Jamaica 26 Jun 1837 sailed for Carthagena.
12 Sep 1838 seized Portuguese slave schooner Ingemane, Antonio Joaquim de Faria, master, lat. 20° 09' 55" N., long. 82° 59' 30" W., with 82 slaves on board, sailing under Portuguese colours, bound from Rio Nunez to Havana.
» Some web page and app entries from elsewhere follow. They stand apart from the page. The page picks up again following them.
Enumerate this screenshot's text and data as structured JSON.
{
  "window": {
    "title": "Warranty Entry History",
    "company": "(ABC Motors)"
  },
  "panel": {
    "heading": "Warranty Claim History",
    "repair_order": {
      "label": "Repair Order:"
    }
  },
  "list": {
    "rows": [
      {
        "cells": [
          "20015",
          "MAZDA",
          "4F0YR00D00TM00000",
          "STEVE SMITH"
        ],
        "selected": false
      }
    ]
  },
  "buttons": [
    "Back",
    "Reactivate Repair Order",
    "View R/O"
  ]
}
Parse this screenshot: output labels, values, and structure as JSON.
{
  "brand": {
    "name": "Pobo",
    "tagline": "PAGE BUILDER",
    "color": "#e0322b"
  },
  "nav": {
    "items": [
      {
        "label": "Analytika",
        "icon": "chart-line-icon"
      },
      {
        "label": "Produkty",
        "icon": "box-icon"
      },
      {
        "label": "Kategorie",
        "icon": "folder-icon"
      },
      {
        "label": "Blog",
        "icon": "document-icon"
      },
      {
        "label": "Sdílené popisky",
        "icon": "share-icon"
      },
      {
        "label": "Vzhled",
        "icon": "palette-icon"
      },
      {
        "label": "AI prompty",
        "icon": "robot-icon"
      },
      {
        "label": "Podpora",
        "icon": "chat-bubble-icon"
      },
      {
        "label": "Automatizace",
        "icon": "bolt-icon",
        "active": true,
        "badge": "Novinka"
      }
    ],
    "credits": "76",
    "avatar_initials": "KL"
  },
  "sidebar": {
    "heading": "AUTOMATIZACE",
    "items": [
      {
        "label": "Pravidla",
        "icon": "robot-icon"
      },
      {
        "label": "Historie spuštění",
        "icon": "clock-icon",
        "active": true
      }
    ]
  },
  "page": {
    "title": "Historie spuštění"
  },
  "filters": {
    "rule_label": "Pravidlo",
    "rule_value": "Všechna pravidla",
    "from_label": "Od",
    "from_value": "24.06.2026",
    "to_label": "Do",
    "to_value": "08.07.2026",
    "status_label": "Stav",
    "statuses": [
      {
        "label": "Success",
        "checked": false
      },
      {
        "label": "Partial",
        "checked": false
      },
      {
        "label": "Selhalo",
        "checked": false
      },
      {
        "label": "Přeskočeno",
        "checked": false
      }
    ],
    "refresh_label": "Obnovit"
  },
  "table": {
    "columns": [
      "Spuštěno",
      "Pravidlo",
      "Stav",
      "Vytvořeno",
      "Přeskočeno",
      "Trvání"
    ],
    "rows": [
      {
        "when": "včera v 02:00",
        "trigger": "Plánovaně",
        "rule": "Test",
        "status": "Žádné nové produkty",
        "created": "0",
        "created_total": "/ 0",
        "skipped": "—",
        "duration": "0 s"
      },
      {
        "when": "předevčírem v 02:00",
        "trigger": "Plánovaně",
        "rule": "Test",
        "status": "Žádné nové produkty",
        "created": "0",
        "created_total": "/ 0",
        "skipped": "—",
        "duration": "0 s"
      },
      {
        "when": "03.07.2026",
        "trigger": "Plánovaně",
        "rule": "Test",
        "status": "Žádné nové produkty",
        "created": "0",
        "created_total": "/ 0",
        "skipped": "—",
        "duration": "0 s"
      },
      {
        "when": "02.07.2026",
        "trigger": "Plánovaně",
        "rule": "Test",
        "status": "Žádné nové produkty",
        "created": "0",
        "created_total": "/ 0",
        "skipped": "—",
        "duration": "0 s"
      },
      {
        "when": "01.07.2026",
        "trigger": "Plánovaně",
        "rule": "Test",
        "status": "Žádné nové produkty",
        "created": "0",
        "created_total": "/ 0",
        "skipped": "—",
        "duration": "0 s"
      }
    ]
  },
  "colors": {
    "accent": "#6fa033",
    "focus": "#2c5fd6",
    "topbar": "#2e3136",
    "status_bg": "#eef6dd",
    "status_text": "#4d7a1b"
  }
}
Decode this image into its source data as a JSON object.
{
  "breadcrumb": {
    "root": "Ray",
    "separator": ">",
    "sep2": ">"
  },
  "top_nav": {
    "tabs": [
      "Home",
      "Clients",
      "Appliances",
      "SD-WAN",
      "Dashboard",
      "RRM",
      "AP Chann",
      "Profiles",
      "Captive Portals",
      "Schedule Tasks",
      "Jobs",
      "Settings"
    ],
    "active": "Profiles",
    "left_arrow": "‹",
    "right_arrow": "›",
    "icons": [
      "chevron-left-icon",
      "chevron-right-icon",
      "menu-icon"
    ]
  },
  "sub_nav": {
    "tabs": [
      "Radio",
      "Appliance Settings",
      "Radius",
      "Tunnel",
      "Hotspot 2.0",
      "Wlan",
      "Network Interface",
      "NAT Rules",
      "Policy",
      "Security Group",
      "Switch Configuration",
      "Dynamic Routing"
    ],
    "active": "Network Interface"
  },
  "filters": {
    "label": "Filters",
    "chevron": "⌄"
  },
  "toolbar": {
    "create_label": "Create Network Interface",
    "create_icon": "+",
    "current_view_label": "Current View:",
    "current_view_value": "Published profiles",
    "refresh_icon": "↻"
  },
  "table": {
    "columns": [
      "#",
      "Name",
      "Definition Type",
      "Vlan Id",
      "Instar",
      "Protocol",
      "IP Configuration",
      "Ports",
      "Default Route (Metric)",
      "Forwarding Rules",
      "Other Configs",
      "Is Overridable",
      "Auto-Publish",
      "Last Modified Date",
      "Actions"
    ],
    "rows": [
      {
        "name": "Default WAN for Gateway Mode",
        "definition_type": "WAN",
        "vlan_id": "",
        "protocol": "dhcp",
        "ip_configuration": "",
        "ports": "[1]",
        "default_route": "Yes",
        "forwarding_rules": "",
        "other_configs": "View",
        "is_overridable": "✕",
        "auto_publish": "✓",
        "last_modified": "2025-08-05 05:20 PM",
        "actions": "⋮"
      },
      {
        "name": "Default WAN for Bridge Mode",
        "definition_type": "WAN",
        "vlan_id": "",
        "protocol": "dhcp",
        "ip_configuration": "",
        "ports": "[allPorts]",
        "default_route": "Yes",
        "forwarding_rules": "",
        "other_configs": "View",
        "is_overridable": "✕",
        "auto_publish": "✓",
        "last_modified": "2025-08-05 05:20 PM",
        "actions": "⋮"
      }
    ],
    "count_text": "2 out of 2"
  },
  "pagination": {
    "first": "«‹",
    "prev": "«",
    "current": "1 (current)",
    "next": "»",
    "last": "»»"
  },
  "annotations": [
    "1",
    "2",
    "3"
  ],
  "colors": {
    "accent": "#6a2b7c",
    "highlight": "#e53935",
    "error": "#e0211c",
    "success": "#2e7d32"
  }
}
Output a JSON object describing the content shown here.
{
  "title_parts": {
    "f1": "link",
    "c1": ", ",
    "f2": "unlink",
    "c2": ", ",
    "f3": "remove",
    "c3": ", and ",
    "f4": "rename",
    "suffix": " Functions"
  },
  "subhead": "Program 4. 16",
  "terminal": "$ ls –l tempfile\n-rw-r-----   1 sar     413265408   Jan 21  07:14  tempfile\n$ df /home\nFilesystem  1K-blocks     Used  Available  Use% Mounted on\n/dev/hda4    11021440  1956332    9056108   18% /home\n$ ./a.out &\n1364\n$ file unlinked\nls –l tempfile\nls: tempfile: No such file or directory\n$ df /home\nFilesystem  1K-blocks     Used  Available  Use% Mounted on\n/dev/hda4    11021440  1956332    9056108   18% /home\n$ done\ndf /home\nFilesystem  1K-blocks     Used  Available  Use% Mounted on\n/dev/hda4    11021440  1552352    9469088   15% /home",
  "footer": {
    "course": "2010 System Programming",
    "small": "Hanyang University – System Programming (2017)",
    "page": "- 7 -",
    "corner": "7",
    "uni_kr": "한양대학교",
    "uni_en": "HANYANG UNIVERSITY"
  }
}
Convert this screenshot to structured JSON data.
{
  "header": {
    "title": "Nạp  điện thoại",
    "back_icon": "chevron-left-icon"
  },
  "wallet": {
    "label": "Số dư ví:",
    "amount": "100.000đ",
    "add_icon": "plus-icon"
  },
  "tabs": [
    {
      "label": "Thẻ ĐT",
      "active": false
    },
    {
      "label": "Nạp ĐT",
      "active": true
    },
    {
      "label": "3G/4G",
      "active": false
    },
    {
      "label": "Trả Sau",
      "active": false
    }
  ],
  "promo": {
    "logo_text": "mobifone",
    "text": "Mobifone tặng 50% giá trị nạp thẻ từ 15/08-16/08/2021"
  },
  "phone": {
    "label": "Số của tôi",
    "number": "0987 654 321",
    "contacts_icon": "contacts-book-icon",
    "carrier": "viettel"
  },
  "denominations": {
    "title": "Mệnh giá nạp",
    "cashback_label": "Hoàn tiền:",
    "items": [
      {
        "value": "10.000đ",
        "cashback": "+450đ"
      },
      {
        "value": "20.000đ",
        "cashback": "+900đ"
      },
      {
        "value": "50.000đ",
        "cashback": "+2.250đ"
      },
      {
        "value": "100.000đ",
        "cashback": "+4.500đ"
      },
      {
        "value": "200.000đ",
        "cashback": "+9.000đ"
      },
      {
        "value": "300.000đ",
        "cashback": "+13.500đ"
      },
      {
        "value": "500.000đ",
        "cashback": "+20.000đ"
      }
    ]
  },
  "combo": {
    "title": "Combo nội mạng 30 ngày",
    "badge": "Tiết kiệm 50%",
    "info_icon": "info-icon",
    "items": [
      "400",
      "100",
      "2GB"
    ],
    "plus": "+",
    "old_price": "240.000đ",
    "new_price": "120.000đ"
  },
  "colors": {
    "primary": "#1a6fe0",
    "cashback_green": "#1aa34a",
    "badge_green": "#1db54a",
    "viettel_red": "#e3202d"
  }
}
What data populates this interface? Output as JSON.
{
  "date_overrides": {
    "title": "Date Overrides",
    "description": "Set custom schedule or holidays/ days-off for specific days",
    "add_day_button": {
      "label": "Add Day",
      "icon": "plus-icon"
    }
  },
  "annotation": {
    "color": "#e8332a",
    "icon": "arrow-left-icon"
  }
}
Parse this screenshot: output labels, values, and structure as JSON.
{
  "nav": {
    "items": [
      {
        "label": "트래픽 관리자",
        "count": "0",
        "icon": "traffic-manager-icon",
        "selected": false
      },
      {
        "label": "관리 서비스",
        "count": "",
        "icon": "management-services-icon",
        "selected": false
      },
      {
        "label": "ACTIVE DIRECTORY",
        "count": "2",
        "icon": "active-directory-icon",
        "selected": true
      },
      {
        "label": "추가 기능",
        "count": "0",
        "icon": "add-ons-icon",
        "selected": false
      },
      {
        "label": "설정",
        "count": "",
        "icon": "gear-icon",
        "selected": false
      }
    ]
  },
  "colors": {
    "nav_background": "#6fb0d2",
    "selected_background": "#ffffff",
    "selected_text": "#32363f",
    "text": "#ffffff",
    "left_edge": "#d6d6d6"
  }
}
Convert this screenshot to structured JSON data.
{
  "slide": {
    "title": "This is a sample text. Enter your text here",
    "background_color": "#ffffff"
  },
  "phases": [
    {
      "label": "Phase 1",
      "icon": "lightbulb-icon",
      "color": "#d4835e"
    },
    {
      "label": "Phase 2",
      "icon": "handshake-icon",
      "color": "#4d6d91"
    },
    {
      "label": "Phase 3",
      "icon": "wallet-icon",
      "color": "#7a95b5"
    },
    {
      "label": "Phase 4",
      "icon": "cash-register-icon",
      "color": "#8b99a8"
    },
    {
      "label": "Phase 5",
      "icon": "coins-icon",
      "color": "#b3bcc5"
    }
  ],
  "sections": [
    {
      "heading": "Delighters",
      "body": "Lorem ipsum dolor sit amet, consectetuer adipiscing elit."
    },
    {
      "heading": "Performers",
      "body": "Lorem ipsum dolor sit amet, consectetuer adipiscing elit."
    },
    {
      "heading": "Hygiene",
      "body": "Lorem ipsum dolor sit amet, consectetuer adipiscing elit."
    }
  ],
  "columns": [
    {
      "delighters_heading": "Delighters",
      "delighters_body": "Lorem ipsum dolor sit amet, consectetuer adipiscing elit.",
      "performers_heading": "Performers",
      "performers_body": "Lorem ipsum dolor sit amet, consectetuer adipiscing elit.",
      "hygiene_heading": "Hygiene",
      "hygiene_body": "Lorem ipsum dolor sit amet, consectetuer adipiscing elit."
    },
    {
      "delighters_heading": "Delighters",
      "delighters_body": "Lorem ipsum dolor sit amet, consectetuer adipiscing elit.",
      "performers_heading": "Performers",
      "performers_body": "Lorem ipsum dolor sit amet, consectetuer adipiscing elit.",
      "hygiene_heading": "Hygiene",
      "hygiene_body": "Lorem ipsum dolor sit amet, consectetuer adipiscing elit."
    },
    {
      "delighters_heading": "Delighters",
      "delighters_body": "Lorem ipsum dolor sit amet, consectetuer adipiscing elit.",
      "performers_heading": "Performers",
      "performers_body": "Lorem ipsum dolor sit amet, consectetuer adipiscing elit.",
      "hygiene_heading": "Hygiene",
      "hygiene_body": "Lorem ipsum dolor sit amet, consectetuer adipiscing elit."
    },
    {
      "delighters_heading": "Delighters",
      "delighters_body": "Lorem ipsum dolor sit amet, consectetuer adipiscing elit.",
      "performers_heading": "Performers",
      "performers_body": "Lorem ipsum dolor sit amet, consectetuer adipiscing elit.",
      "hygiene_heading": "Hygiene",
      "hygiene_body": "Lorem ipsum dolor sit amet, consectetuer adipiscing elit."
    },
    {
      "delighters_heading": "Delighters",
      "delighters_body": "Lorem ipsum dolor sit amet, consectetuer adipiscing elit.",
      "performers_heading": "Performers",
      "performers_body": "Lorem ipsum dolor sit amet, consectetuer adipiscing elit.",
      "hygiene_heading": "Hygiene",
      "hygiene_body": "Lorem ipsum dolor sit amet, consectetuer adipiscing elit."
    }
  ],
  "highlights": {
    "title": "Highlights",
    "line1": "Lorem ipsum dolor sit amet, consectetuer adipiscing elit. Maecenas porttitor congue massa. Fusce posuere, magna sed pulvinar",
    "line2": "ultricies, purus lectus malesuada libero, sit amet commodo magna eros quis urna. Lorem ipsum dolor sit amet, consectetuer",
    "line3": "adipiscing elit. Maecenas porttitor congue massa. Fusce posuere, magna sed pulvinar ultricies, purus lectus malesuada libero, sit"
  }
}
The Ingemane being in an unseaworthy condition and short of victuals and water, was supplied with water and provisions and taken to Havana where she was formally surveyed by Mr. Thomas A. Wemyss, Master of the Comus, and the Carpenters of H.M. Ships Belvidera, Wanderer, and Comus and found to be unfit to sail to Sierra Leone and was therefore sent on 24 Sep., with the slaves to Nassau, New Providence, where the 82 Boxal Negroes were landed, and matter sent with the Mate, Mr. Francis Freeling, to Sierra Leone for adjudication by the British and Portuguese Mixed Court who dealt with the matter on 10 Nov 1838, where she was condemned for being engaged in the illicit traffic in slaves and the surviving 79 negroes emancipated, 3 having died before adjudication, the schooner and stores being left at Nassau, New Providence, in charge of the Comptroller of Customs, and commission issued for the sale thereof.
16 Jan 1839 at Jamaica. 25 May 1840 sailed from Jamaica for Hayti. 27 Jul 1840 sailed from Jamaica for Carthagena; 28 Aug 1840, at Jamaica. 13 Sep 1840 sailed from Port Royal. 25 Sep 1840 arrived Belize. 24 Jul 1841, arrived at Jamaica, from the Havannah, with 270,000 dollars. 5 Aug 1841, sailed from Barbadoes. 18 Sep 1841, was at Port Royal, Jamaica. 12 Oct 1841, Mate P W. Coventry, late Comus, passed for Lieutenant at the Naval College. Aug 1845 - Jun 1846, operations with the French, against renegade Uruguayan, Oribe, and Don Juan Manuel de Rosas, up the River Parana. See p. 336-345 at at www.archive.org/details/royalnavyhistory06clow
20 Dec 1848 Sheerness.
Oct 1856 Hong Kong ship's boats detached up the river to Canton, where, with other boats of the squadron, the various Chinese forts guarding the river were captured.
12 Nov 1856 Canton (Cdr R. Jenkins).
8 Jan 1857 British forces commenced withdrawal from off Canton, to Hong Kong, although the Comus appears to have remained anchored in the River, off the City, until May.
10 May 1857 Hong Kong.
25 May 1857 Amoy.
28 Nov 1857 Amoy, and sailed shortly for Hong Kong.
26 Jan 1858 Left Hongkong for UK.
1 Oct 1856 - 26 Jun 1858 Parliamentary Grant of £33,000, for services (in lieu of Prize Money) on the China Station to be divided between 56 Vessels
10 May 1862 Chatham. Completed breaking up, per Parliamentary estimates etc. 1861-62.